▸ Aim of the task
Filter the listing below down to the lines containing the word "text".

==== Data records ====

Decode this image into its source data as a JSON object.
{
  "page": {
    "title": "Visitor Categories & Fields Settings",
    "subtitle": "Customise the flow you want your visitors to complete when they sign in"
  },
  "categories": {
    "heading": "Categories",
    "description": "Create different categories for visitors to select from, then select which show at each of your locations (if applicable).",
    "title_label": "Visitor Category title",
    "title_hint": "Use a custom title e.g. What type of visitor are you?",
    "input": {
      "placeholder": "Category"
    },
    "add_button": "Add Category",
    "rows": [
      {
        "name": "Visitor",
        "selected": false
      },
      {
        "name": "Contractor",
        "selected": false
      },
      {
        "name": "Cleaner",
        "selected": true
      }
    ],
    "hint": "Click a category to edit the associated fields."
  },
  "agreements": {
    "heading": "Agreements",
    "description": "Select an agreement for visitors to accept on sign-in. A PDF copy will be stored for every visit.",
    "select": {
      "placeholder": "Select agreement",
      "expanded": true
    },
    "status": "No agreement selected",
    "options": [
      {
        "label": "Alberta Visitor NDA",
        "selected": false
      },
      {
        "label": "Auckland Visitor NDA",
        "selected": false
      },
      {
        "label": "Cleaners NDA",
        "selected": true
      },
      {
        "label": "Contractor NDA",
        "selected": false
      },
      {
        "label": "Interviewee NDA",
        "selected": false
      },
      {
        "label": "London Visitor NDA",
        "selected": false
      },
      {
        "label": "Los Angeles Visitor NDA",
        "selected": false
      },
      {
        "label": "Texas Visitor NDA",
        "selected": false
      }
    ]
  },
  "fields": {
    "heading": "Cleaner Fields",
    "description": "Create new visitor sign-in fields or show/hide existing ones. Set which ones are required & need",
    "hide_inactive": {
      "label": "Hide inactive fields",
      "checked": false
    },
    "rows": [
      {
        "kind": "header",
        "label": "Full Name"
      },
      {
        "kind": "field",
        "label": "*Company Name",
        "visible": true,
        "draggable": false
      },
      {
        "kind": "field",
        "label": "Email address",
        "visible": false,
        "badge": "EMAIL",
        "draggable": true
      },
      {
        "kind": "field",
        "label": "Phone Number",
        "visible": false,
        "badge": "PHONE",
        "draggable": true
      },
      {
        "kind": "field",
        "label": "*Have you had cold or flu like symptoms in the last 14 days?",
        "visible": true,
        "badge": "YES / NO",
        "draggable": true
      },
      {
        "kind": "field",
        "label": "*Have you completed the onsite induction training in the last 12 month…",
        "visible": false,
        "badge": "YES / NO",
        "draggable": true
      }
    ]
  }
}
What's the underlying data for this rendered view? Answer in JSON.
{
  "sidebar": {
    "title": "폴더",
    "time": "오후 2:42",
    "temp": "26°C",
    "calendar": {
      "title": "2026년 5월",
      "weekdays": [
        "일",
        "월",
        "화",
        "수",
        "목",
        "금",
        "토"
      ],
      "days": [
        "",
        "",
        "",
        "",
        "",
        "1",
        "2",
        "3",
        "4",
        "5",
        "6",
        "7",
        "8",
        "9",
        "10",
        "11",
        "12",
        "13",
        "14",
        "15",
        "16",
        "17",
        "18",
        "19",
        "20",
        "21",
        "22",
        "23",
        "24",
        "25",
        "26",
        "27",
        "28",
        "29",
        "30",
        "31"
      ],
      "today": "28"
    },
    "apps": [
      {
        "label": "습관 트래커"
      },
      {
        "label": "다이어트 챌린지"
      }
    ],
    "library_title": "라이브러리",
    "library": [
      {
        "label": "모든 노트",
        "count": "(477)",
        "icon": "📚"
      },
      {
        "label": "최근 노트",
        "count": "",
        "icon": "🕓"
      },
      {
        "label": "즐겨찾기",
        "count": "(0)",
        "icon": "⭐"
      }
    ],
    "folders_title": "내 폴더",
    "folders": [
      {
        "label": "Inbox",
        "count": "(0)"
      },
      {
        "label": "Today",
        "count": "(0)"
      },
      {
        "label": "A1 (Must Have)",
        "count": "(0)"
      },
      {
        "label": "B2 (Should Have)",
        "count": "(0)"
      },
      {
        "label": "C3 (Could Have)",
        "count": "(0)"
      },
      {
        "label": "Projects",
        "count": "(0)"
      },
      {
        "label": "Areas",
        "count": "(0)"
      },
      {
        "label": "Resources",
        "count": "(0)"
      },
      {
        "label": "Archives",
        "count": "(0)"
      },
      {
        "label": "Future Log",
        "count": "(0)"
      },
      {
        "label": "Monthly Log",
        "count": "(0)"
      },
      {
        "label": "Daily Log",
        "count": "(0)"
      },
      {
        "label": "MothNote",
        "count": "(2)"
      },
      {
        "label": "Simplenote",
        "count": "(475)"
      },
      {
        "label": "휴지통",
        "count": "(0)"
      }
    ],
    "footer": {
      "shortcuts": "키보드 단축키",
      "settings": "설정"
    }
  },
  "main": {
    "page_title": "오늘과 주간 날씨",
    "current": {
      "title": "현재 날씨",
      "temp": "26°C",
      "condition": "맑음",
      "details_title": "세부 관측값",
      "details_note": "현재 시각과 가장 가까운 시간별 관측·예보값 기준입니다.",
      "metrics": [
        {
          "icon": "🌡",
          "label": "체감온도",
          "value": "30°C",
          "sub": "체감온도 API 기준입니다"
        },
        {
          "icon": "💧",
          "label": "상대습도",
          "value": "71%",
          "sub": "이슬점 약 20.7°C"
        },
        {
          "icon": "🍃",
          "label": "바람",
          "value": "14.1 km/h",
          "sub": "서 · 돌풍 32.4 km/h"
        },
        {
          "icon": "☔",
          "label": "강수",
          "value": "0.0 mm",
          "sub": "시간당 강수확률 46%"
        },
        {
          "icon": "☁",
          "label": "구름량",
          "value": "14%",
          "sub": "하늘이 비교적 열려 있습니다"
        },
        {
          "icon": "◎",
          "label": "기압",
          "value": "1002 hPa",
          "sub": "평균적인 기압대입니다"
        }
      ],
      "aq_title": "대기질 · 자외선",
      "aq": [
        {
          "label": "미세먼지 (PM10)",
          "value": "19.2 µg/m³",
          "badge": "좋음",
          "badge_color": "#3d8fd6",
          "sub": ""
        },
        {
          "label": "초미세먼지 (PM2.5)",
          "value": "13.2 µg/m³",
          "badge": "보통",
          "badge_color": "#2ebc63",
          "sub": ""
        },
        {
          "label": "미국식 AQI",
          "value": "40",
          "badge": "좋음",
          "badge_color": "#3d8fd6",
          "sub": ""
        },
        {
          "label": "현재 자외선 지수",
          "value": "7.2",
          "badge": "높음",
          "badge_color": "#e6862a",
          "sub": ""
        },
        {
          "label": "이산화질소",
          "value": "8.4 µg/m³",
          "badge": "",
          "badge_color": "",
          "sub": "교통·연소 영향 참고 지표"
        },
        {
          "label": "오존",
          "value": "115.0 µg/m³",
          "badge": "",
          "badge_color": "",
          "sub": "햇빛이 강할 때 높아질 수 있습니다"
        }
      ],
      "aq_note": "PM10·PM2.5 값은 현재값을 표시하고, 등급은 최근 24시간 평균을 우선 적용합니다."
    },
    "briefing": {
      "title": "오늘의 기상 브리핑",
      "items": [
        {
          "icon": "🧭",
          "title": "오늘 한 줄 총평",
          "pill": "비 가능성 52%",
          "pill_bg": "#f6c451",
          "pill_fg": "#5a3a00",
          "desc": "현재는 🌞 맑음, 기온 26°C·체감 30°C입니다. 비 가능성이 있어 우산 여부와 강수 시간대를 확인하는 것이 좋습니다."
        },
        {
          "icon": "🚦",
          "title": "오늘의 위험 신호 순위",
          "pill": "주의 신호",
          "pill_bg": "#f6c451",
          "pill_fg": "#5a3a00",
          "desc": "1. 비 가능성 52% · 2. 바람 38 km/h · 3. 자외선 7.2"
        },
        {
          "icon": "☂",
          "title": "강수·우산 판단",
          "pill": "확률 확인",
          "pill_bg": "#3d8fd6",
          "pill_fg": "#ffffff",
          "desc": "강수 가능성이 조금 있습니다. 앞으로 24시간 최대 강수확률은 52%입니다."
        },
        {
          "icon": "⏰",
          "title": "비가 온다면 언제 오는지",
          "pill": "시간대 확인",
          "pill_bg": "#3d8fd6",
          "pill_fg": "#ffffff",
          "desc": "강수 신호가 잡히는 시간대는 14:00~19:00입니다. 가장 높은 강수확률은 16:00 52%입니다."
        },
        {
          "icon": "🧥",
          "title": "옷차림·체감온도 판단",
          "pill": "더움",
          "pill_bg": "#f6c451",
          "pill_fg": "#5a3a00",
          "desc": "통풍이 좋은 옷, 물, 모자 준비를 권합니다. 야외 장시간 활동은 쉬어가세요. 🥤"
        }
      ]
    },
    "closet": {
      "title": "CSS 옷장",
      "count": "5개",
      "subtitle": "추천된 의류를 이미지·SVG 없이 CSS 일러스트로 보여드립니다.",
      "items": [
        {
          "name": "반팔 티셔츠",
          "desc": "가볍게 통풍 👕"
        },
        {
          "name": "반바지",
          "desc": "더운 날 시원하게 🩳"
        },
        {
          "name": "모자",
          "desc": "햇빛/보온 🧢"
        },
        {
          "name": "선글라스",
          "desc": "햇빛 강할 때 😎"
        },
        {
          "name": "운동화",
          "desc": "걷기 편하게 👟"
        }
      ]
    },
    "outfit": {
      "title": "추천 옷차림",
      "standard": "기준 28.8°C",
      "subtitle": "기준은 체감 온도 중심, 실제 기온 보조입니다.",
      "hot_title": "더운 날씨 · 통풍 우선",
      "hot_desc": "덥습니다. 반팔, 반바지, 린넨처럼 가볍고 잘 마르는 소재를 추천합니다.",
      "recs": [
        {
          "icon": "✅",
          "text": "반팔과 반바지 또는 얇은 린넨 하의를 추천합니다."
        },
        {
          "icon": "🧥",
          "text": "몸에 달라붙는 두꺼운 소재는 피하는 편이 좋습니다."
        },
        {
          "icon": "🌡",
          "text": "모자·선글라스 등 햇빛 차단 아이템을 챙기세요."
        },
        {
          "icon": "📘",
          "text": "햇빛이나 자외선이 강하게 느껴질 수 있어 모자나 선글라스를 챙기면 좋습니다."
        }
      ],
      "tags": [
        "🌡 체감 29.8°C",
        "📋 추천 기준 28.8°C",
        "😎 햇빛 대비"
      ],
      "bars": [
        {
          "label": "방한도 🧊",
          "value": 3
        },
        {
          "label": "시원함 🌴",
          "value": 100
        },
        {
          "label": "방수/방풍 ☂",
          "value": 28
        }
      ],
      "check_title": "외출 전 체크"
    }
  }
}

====

▸ Solution to this problem
          "text": "반팔과 반바지 또는 얇은 린넨 하의를 추천합니다."
          "text": "몸에 달라붙는 두꺼운 소재는 피하는 편이 좋습니다."
          "text": "모자·선글라스 등 햇빛 차단 아이템을 챙기세요."
          "text": "햇빛이나 자외선이 강하게 느껴질 수 있어 모자나 선글라스를 챙기면 좋습니다."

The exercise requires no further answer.